Zero fees may, but do not automatically, breach the inducement policy. For the purposes of this policy, 'zero fees' includes nominal fees (for example $1).
The deciding factors in assessing new proposals are:
- as for discounts and scholarships, adopting zero fees to increase access of particular groups of learners identified in the Tertiary Education Strategy (TES) is likely to be acceptable. As a guide, a TEO would need to clearly identify the particular group of learners within its regional catchment area and do one of the following, or similar:
- Limit the zero fee offer to such students if it were likely that a significant number of students outside the particular group would enrol
- Effectively confine the course to the particular group of learners, for example by the course content, design or location
- Demonstrate that its student base is specifically drawn from the particular group of learners. Example: a TEO campus' catchment is primarily Maori/Pacific or of low socio-economic profile, and a zero-fee course aimed at their needs is proposed.
- whether the purpose of the zero fees is to promote the goals of the TES or simply to compete with other TEOs for students - see Inducement policy principles.
Zero-fee offers will be looked at with particular scrutiny in the case of a TEO entering another TEO's region and targetting the same learner groups with a zero-fee offer.
Example: a TEO seeking to provide zero-fee courses in a low socio-economic area to increase access is likely to be acceptable; a TEO seeking to offer zero-fee courses in an area well supplied by a number of TEOs with that type of provision is likely to be unacceptable.
We have also allowed targeting school leavers to retain them in the TEO's region, in line with a regional strategy.
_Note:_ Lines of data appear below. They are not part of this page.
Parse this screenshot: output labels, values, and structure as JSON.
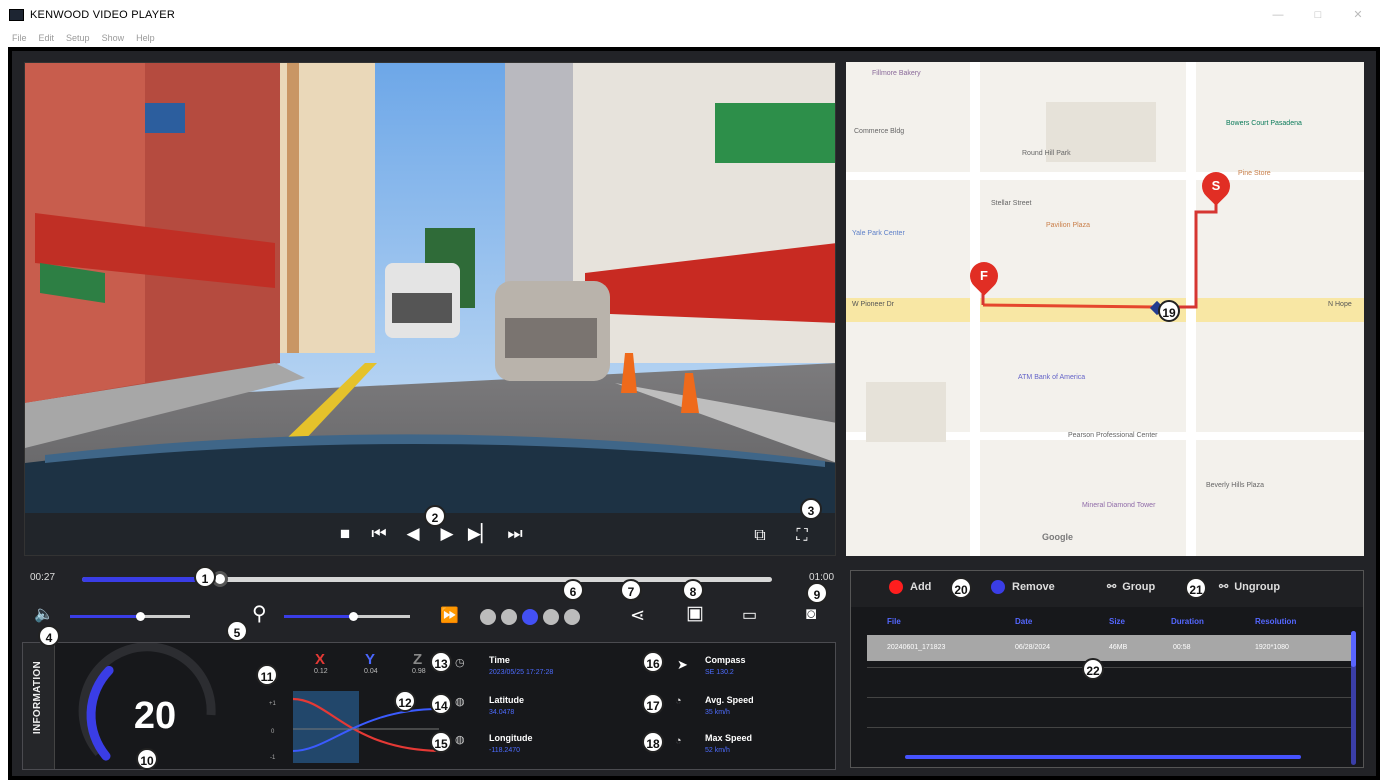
{
  "window": {
    "title": "KENWOOD VIDEO PLAYER",
    "minimize": "—",
    "maximize": "□",
    "close": "✕"
  },
  "menu": [
    "File",
    "Edit",
    "Setup",
    "Show",
    "Help"
  ],
  "video": {
    "controls": [
      "■",
      "⏮",
      "◀",
      "▶",
      "▶▏",
      "⏭"
    ],
    "pip_icon": "⧉",
    "fullscreen_icon": "⛶"
  },
  "map": {
    "streets": [
      "W Pioneer Dr",
      "N Hope"
    ],
    "places": [
      "Fillmore Bakery",
      "Commerce Bldg",
      "Bowers Court Pasadena",
      "Round Hill Park",
      "Stellar Street",
      "Yale Park Center",
      "Pavilion Plaza",
      "Pine Store",
      "ATM Bank of America",
      "Pearson Professional Center",
      "Beverly Hills Plaza",
      "Mineral Diamond Tower",
      "Google"
    ],
    "markers": {
      "start": "S",
      "finish": "F"
    }
  },
  "playback": {
    "current_time": "00:27",
    "total_time": "01:00",
    "progress": 0.2
  },
  "volume": {
    "level": 0.58
  },
  "zoom": {
    "level": 0.55
  },
  "speed_dots": {
    "count": 5,
    "active": 2
  },
  "info": {
    "tab_label": "INFORMATION",
    "speed": "20",
    "speed_fraction": 0.33,
    "gsensor": {
      "x_label": "X",
      "y_label": "Y",
      "z_label": "Z",
      "x_value": "0.12",
      "y_value": "0.04",
      "z_value": "0.98",
      "y_ticks": [
        "+1",
        "0",
        "-1"
      ]
    },
    "time": {
      "label": "Time",
      "value": "2023/05/25 17:27:28"
    },
    "latitude": {
      "label": "Latitude",
      "value": "34.0478"
    },
    "longitude": {
      "label": "Longitude",
      "value": "-118.2470"
    },
    "compass": {
      "label": "Compass",
      "value": "SE 130.2"
    },
    "avg_speed": {
      "label": "Avg. Speed",
      "value": "35 km/h"
    },
    "max_speed": {
      "label": "Max Speed",
      "value": "52 km/h"
    }
  },
  "playlist": {
    "add_label": "Add",
    "remove_label": "Remove",
    "group_label": "Group",
    "ungroup_label": "Ungroup",
    "columns": [
      "File",
      "Date",
      "Size",
      "Duration",
      "Resolution"
    ],
    "rows": [
      [
        "20240601_171823",
        "06/28/2024",
        "46MB",
        "00:58",
        "1920*1080"
      ]
    ]
  },
  "callouts": [
    "1",
    "2",
    "3",
    "4",
    "5",
    "6",
    "7",
    "8",
    "9",
    "10",
    "11",
    "12",
    "13",
    "14",
    "15",
    "16",
    "17",
    "18",
    "19",
    "20",
    "21",
    "22"
  ],
  "colors": {
    "accent": "#3A3DE6",
    "panel": "#17181B",
    "frame": "#222327",
    "start_marker": "#E53935",
    "add": "#FF0000",
    "remove": "#3A3DE6"
  }
}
Such strategies are generally supported by the TES.
Using introductory zero fees to establish a course is in breach of the policy.
27 October 2009
7 February 2011